A new long-term study by the British Institute of Cancer Research reports that there is still no credible evidence that cell phones cause brain tumors.
Researchers considered studies from Britain, Denmark, Finland, Norway, and Sweden, countries which were some of the first to have cell phones, and evaluated the possible health impact of cell phone use over the last decade.
The study, which is published in the British Journal of Cancer, considered the risk of acoustic neuroma, or benign tumors that grow in the nerve connecting the ear and inner ear to the brain. This nerve is near to where cell phones are held against the head.
Anthony Swerdlow of the British Institute said that results showed “no substantial risk in the first decade after starting use." However, scientists said that risks over a longer time period cannot be ruled out.

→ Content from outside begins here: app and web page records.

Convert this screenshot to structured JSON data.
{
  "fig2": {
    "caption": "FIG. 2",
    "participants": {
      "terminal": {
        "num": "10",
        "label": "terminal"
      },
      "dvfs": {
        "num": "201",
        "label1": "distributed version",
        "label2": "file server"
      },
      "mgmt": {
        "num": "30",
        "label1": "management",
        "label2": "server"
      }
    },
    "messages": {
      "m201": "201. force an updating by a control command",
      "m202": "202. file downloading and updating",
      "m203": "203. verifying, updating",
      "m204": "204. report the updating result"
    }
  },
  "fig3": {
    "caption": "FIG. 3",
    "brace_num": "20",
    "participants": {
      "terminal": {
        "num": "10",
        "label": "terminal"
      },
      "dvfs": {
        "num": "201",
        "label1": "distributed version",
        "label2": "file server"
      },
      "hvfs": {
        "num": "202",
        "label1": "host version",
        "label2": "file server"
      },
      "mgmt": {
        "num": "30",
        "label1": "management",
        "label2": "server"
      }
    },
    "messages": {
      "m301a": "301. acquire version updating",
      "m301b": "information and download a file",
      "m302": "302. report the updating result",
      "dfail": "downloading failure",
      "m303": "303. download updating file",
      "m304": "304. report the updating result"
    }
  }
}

While there is a possibility cell phones can cause other kinds of brain tumors, scientists believe acoustic neuroma would be the most likely. Currently, no study has demonstrated that cell phone use poses a significant health hazard.
Although mobile phone manufacturers claim there is no substantial evidence that cell phone radiation causes harm, other studies have suggested radiation may have some adverse effects on the human body. These include the heating up of the brain and causing headaches and nausea.
Ultimately, it may be years before any serious long-term negative health effects of cell phone use become manifest. If other cancers related to exposure to toxins such as cigarette smoke and asbestos are any indication, it may be decades before this health issue is definitively resolved one way or the other.
In the last decade cell phone use has increased dramatically worldwide. About 780 million mobile phones are expected to be sold in 2005 and almost 2 billion people now use cell phones around the world.